On April 30, 2013, Bryce Harper leapt into the right field wall/scoreboard in Turner Field in attempt to bring Atlanta Braves' starter Tim Hudson's fly to right off lefty reliever Zach Duke back into the park. Harper collided hard with the wall, hard enough that the ball went into his glove and popped out again upon impact, going into the stands for a home run.
Two weeks later in LA, the Washington Nationals' 20-year-old slugger ran face-first into the right field fence/scoreboard in Dodger Stadium while tracking an A.J. Ellis' fly to right. Harper knocked himself out of the game that time, but he pinch hit two days later, and three days after the brutal run-in with the wall which left him dazed and bleeding from a cut on his neck, Harper was back in the lineup.
Before he finally went on the DL in late May, Harper had a .183/.315/.350 line with a double and three home runs over 19 games and 75 plate appearances after the first impact in Atlanta.
After the initial diagnosis said Harper had bursitis in his left knee, Nationals' team physician, Dr. Weimi Douoguih, told reporters, including the Washington Times' Amanda Comak that the "worst-case scenario" with the young star's knee was, "... that it swells up and then it would need to be drained, or even have that sac surgically removed," but the Nats and Harper wanted to avoid surgery so they shut him down.
Toward the end of the 2013 campaign, after Harper returned from a lengthy DL stint and a trip to Dr. James Andrews, who administered a PRP injection and a cortisone shot, the Nats' 2010 no.1 overall pick admitted in an interview with CSN Washington's Mark Zuckerman that he had been playing in pain since the first incident:
"Ever since I hit the wall, pretty much every day I feel something different. Or something will feel better, and then something else hurts. It’s pretty much just the left side of my body. That’s what hurts me right now. Everything on the right side of my body feels great. If the right side of my body felt like the left side of my body, I’d probably just say: Screw it. But the last time I probably felt pretty good was that first month.".
After Harper's hustle was questioned on a groundout to second in a late August game against the New York Mets, Nats' skipper Davey Johnson told reporters he thought his outfielder might still be playing through a lingering issue with his left knee. As Washington Post writer Adam Kilgore quoted Johnson explaining, he thought surgery might still be an option for Harper after the season ended.
"'That was talked about a while back,'" Johnson explained, "That’s a definite option. It’s going to be up to Bryce and [medical director Dr. Wiemi Douoguih.]'"
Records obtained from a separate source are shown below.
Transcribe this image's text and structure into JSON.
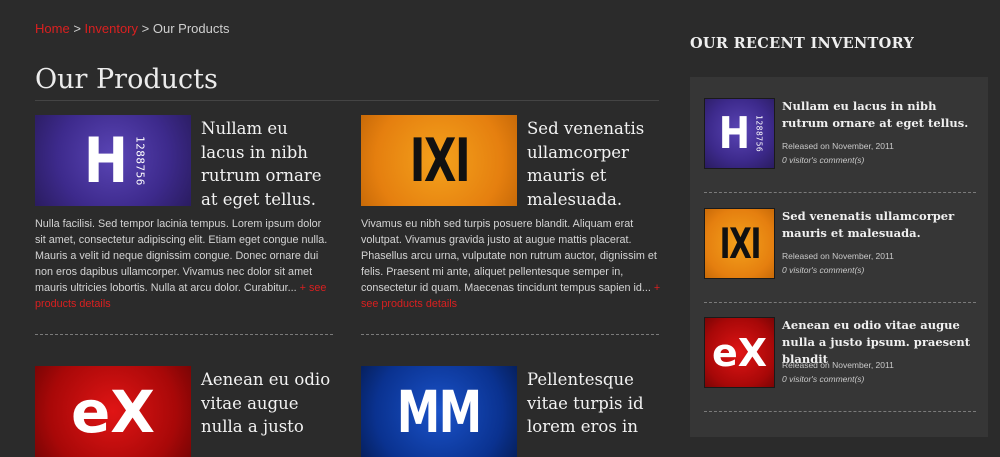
{
  "breadcrumb": {
    "home": "Home",
    "sep1": ">",
    "inventory": "Inventory",
    "sep2": ">",
    "current": "Our Products"
  },
  "page_title": "Our Products",
  "products": [
    {
      "logo_text": "H",
      "logo_number": "1288756",
      "title": "Nullam eu lacus in nibh rutrum ornare at eget tellus.",
      "description": "Nulla facilisi. Sed tempor lacinia tempus. Lorem ipsum dolor sit amet, consectetur adipiscing elit. Etiam eget congue nulla. Mauris a velit id neque dignissim congue. Donec ornare dui non eros dapibus ullamcorper. Vivamus nec dolor sit amet mauris ultricies lobortis. Nulla at arcu dolor. Curabitur...",
      "more": "+ see products details"
    },
    {
      "logo_text": "IXI",
      "title": "Sed venenatis ullamcorper mauris et malesuada.",
      "description": "Vivamus eu nibh sed turpis posuere blandit. Aliquam erat volutpat. Vivamus gravida justo at augue mattis placerat. Phasellus arcu urna, vulputate non rutrum auctor, dignissim et felis. Praesent mi ante, aliquet pellentesque semper in, consectetur id quam. Maecenas tincidunt tempus sapien id...",
      "more": "+ see products details"
    },
    {
      "logo_text": "eX",
      "title": "Aenean eu odio vitae augue nulla a justo"
    },
    {
      "logo_text": "MM",
      "title": "Pellentesque vitae turpis id lorem eros in"
    }
  ],
  "sidebar": {
    "heading": "OUR RECENT INVENTORY",
    "items": [
      {
        "logo_text": "H",
        "logo_number": "1288756",
        "title": "Nullam eu lacus in nibh rutrum ornare at eget tellus.",
        "date": "Released on November, 2011",
        "comments": "0 visitor's comment(s)"
      },
      {
        "logo_text": "IXI",
        "title": "Sed venenatis ullamcorper mauris et malesuada.",
        "date": "Released on November, 2011",
        "comments": "0 visitor's comment(s)"
      },
      {
        "logo_text": "eX",
        "title": "Aenean eu odio vitae augue nulla a justo ipsum. praesent blandit",
        "date": "Released on November, 2011",
        "comments": "0 visitor's comment(s)"
      }
    ]
  },
  "colors": {
    "background": "#2b2b2b",
    "accent_red": "#d92020",
    "panel": "#363636"
  }
}
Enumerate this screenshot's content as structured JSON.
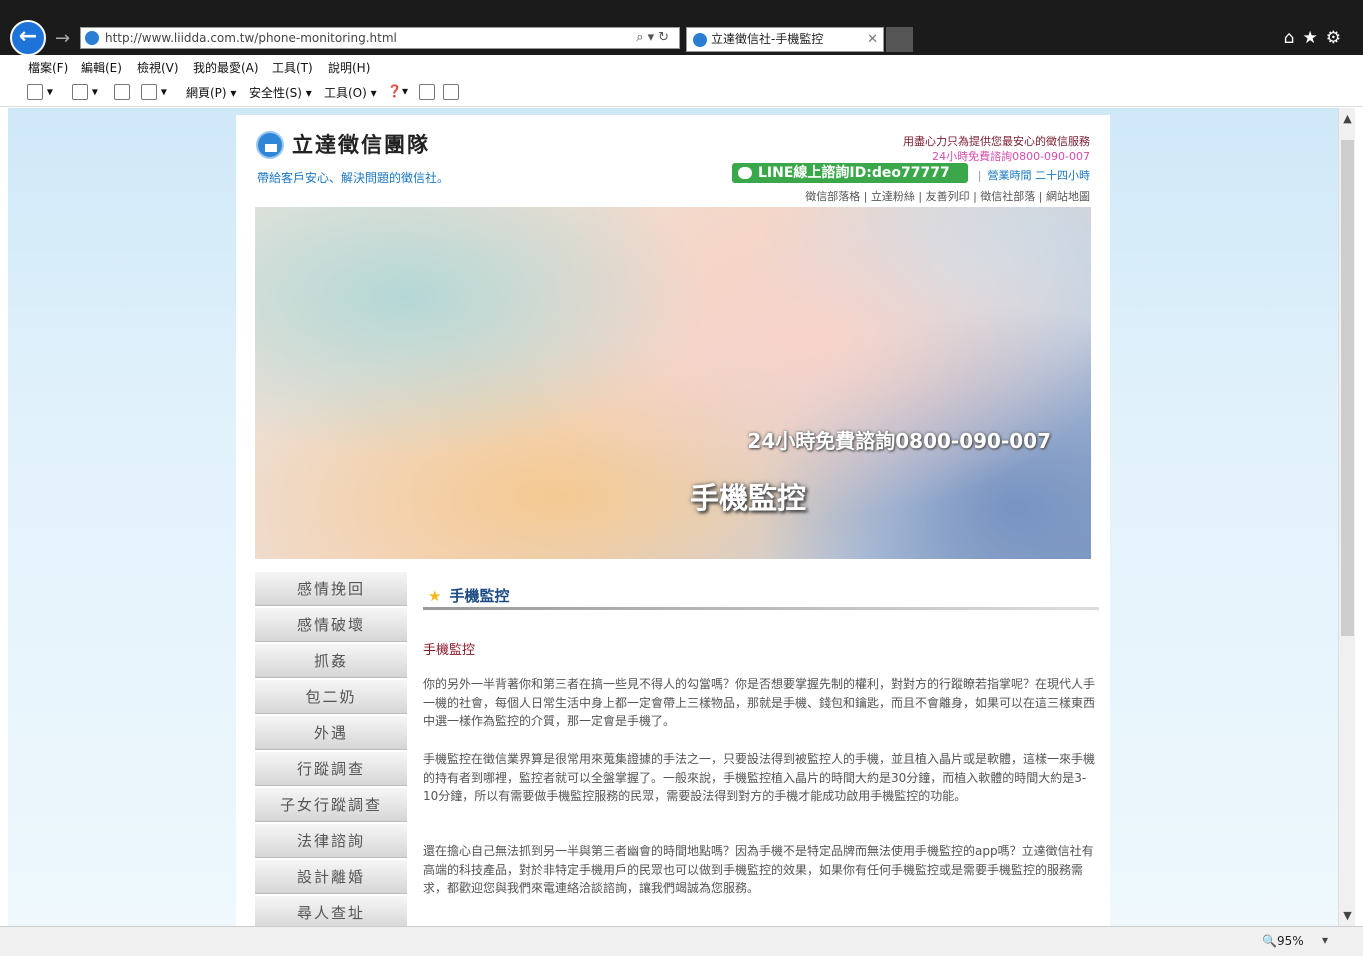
{
  "browser": {
    "address": "http://www.liidda.com.tw/phone-monitoring.html",
    "tab_title": "立達徵信社-手機監控",
    "menu": [
      "檔案(F)",
      "編輯(E)",
      "檢視(V)",
      "我的最愛(A)",
      "工具(T)",
      "說明(H)"
    ],
    "cmd": {
      "page": "網頁(P)",
      "safety": "安全性(S)",
      "tools": "工具(O)"
    },
    "zoom": "95%"
  },
  "site": {
    "name": "立達徵信團隊",
    "tagline": "帶給客戶安心、解決問題的徵信社。",
    "header_right_1": "用盡心力只為提供您最安心的徵信服務",
    "header_right_2": "24小時免費諮詢0800-090-007",
    "line_button": "LINE線上諮詢ID:deo77777",
    "hours_label": "營業時間 二十四小時",
    "top_links": "徵信部落格 | 立達粉絲 | 友善列印 | 徵信社部落 | 網站地圖"
  },
  "banner": {
    "phone_line": "24小時免費諮詢0800-090-007",
    "title": "手機監控"
  },
  "side_menu": [
    "感情挽回",
    "感情破壞",
    "抓姦",
    "包二奶",
    "外遇",
    "行蹤調查",
    "子女行蹤調查",
    "法律諮詢",
    "設計離婚",
    "尋人查址"
  ],
  "content": {
    "title": "手機監控",
    "subtitle": "手機監控",
    "p1": "你的另外一半背著你和第三者在搞一些見不得人的勾當嗎？你是否想要掌握先制的權利，對對方的行蹤瞭若指掌呢？在現代人手一機的社會，每個人日常生活中身上都一定會帶上三樣物品，那就是手機、錢包和鑰匙，而且不會離身，如果可以在這三樣東西中選一樣作為監控的介質，那一定會是手機了。",
    "p2": "手機監控在徵信業界算是很常用來蒐集證據的手法之一，只要設法得到被監控人的手機，並且植入晶片或是軟體，這樣一來手機的持有者到哪裡，監控者就可以全盤掌握了。一般來說，手機監控植入晶片的時間大約是30分鐘，而植入軟體的時間大約是3-10分鐘，所以有需要做手機監控服務的民眾，需要設法得到對方的手機才能成功啟用手機監控的功能。",
    "p3": "還在擔心自己無法抓到另一半與第三者幽會的時間地點嗎？因為手機不是特定品牌而無法使用手機監控的app嗎？立達徵信社有高端的科技產品，對於非特定手機用戶的民眾也可以做到手機監控的效果，如果你有任何手機監控或是需要手機監控的服務需求，都歡迎您與我們來電連絡洽談諮詢，讓我們竭誠為您服務。"
  }
}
In the days that followed those comments, it was revealed that Harper was also playing through a left hip issue. Harper left the team in the second week of September and returned to the nation's capital for an MRI which revealed no structural damage. Harper missed five days but returned to lineup on September 11th in New York and finished out the season.
After a .270/.340/.477, 26 double, three triple, 22 HR, +4.5 fWAR rookie campaign in which he played 139 games, made 597 plate appearances and earned the NL Rookie of the Year award, Harper put up a .274/.368/.486 line in his second pro season, hitting 24 doubles, three triples and 20 HRs in 118 games and 497 PAs over which he was worth +3.8 fWAR. Before the season ended, Nats' GM Mike Rizzo was asked on 106.7 the FAN in D.C's The Mike Rizzo Show with Holden Kushner and Danny Rouhier whether or not Harper would have to have surgery on his knee this winter.
"We don't think so," Rizzo told the show's hosts. "We'll certainly have him checked out after the season ends. I think a rest -- the offseason will do him fine and he'll work out extremely hard like he always does, and come to spring training healthy and ready to contribute. One hundred and sixty-two [games] is his goal, to play every day and be a force in the middle of the lineup and I think he'll achieve that goal."
Harper told the Washington Post's Adam Kilgore this weekend that he didn't think he would need surgery either:
"'I really don’t see that,' Harper said. 'It’s more trying to take the time off and let everything settle down. Everything is just swollen and things like that. I really don’t see going under the knife or anything like that.'"
Some well-deserved rest. A few months to work out and prepare for the 2014 campaign. The acquired wisdom of learning what you can and can't play through. Another season of development as an outfielder. Some time to figure out what left-handers (who held Harper to a .214/.327/.321 line as opposed to his .300/.388/.560 line vs RHP) were able to do to him this season and react. The Nationals need Harper at 100% when the 2014 campaign begins next Spring. Preparing for his third major league season will be a whole lot easier if Harper can avoid going under the knife.
More from Federal Baseball:
- Davey Johnson Manages Last Game For Nationals: "It's Time To Go Home. Put Me Out To Pasture."
- Game 162 WPA: Well, phooey. Nats 2, AZ 3
- Diamondbacks 3-2 Over Nationals In Game 162: Nats' Final 2013 Record 86-76
- Nationals' Lineup For Sunday's Season Finale In Arizona
- Nationals Win Final Series; Send "Kids" Out For Sunday Finale With D-Backs